Exercise prompt
Reproduce the data that follows in its entirety, character for character.

Task material
□ □ □ □ □
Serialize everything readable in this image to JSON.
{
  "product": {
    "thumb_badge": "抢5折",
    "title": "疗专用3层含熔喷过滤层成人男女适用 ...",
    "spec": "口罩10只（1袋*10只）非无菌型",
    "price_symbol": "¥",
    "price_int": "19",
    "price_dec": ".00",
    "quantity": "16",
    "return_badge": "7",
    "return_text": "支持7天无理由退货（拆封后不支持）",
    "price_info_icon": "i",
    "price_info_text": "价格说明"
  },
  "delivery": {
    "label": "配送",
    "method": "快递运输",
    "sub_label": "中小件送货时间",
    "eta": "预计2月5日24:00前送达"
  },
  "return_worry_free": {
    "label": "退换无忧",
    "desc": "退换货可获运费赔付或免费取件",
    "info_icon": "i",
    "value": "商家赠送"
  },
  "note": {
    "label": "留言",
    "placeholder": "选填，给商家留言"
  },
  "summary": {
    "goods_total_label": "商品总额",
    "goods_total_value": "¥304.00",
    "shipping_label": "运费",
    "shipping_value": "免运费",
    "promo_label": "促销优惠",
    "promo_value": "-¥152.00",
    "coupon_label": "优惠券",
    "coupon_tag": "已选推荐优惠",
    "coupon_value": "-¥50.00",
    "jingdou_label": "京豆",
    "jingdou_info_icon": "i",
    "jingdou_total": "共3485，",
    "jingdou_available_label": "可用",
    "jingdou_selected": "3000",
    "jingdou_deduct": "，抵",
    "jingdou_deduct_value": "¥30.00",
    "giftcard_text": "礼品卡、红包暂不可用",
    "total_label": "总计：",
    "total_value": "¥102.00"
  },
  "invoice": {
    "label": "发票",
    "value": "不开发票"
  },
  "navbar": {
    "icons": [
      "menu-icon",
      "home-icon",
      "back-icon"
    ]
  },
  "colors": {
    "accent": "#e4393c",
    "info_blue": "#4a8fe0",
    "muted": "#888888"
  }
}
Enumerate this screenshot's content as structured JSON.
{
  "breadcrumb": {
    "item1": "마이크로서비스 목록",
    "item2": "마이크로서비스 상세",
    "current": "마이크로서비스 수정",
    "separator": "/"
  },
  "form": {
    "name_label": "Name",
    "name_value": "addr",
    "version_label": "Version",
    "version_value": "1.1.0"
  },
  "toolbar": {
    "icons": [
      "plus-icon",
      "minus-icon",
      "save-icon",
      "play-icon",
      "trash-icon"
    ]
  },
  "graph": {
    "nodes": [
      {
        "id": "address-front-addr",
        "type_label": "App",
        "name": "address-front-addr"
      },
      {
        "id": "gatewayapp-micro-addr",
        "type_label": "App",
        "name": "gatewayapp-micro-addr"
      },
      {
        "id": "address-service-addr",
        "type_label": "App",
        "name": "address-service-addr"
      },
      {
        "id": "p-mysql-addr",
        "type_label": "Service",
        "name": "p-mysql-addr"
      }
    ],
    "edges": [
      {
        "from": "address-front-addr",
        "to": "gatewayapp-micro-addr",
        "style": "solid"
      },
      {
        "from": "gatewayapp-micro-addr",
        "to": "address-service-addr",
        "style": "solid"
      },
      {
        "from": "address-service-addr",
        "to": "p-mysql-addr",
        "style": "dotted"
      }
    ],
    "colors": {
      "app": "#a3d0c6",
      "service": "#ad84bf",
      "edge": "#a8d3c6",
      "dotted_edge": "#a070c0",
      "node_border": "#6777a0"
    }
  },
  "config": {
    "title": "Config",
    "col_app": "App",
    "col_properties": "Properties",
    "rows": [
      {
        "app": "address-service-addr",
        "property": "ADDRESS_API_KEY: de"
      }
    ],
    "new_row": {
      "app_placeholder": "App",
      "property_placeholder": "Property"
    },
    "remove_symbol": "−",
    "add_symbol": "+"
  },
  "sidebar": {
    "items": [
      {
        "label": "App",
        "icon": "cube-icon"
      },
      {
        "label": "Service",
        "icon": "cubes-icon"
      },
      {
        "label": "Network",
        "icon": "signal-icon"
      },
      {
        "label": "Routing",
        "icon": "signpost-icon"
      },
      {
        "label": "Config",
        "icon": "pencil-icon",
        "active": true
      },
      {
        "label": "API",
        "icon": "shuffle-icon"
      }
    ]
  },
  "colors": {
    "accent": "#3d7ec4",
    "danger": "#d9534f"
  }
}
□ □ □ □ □
Written solution
Serialize everything readable in this image to JSON.
{
  "product": {
    "thumb_badge": "抢5折",
    "title": "疗专用3层含熔喷过滤层成人男女适用 ...",
    "spec": "口罩10只（1袋*10只）非无菌型",
    "price_symbol": "¥",
    "price_int": "19",
    "price_dec": ".00",
    "quantity": "16",
    "return_badge": "7",
    "return_text": "支持7天无理由退货（拆封后不支持）",
    "price_info_icon": "i",
    "price_info_text": "价格说明"
  },
  "delivery": {
    "label": "配送",
    "method": "快递运输",
    "sub_label": "中小件送货时间",
    "eta": "预计2月5日24:00前送达"
  },
  "return_worry_free": {
    "label": "退换无忧",
    "desc": "退换货可获运费赔付或免费取件",
    "info_icon": "i",
    "value": "商家赠送"
  },
  "note": {
    "label": "留言",
    "placeholder": "选填，给商家留言"
  },
  "summary": {
    "goods_total_label": "商品总额",
    "goods_total_value": "¥304.00",
    "shipping_label": "运费",
    "shipping_value": "免运费",
    "promo_label": "促销优惠",
    "promo_value": "-¥152.00",
    "coupon_label": "优惠券",
    "coupon_tag": "已选推荐优惠",
    "coupon_value": "-¥50.00",
    "jingdou_label": "京豆",
    "jingdou_info_icon": "i",
    "jingdou_total": "共3485，",
    "jingdou_available_label": "可用",
    "jingdou_selected": "3000",
    "jingdou_deduct": "，抵",
    "jingdou_deduct_value": "¥30.00",
    "giftcard_text": "礼品卡、红包暂不可用",
    "total_label": "总计：",
    "total_value": "¥102.00"
  },
  "invoice": {
    "label": "发票",
    "value": "不开发票"
  },
  "navbar": {
    "icons": [
      "menu-icon",
      "home-icon",
      "back-icon"
    ]
  },
  "colors": {
    "accent": "#e4393c",
    "info_blue": "#4a8fe0",
    "muted": "#888888"
  }
}
Enumerate this screenshot's content as structured JSON.
{
  "breadcrumb": {
    "item1": "마이크로서비스 목록",
    "item2": "마이크로서비스 상세",
    "current": "마이크로서비스 수정",
    "separator": "/"
  },
  "form": {
    "name_label": "Name",
    "name_value": "addr",
    "version_label": "Version",
    "version_value": "1.1.0"
  },
  "toolbar": {
    "icons": [
      "plus-icon",
      "minus-icon",
      "save-icon",
      "play-icon",
      "trash-icon"
    ]
  },
  "graph": {
    "nodes": [
      {
        "id": "address-front-addr",
        "type_label": "App",
        "name": "address-front-addr"
      },
      {
        "id": "gatewayapp-micro-addr",
        "type_label": "App",
        "name": "gatewayapp-micro-addr"
      },
      {
        "id": "address-service-addr",
        "type_label": "App",
        "name": "address-service-addr"
      },
      {
        "id": "p-mysql-addr",
        "type_label": "Service",
        "name": "p-mysql-addr"
      }
    ],
    "edges": [
      {
        "from": "address-front-addr",
        "to": "gatewayapp-micro-addr",
        "style": "solid"
      },
      {
        "from": "gatewayapp-micro-addr",
        "to": "address-service-addr",
        "style": "solid"
      },
      {
        "from": "address-service-addr",
        "to": "p-mysql-addr",
        "style": "dotted"
      }
    ],
    "colors": {
      "app": "#a3d0c6",
      "service": "#ad84bf",
      "edge": "#a8d3c6",
      "dotted_edge": "#a070c0",
      "node_border": "#6777a0"
    }
  },
  "config": {
    "title": "Config",
    "col_app": "App",
    "col_properties": "Properties",
    "rows": [
      {
        "app": "address-service-addr",
        "property": "ADDRESS_API_KEY: de"
      }
    ],
    "new_row": {
      "app_placeholder": "App",
      "property_placeholder": "Property"
    },
    "remove_symbol": "−",
    "add_symbol": "+"
  },
  "sidebar": {
    "items": [
      {
        "label": "App",
        "icon": "cube-icon"
      },
      {
        "label": "Service",
        "icon": "cubes-icon"
      },
      {
        "label": "Network",
        "icon": "signal-icon"
      },
      {
        "label": "Routing",
        "icon": "signpost-icon"
      },
      {
        "label": "Config",
        "icon": "pencil-icon",
        "active": true
      },
      {
        "label": "API",
        "icon": "shuffle-icon"
      }
    ]
  },
  "colors": {
    "accent": "#3d7ec4",
    "danger": "#d9534f"
  }
}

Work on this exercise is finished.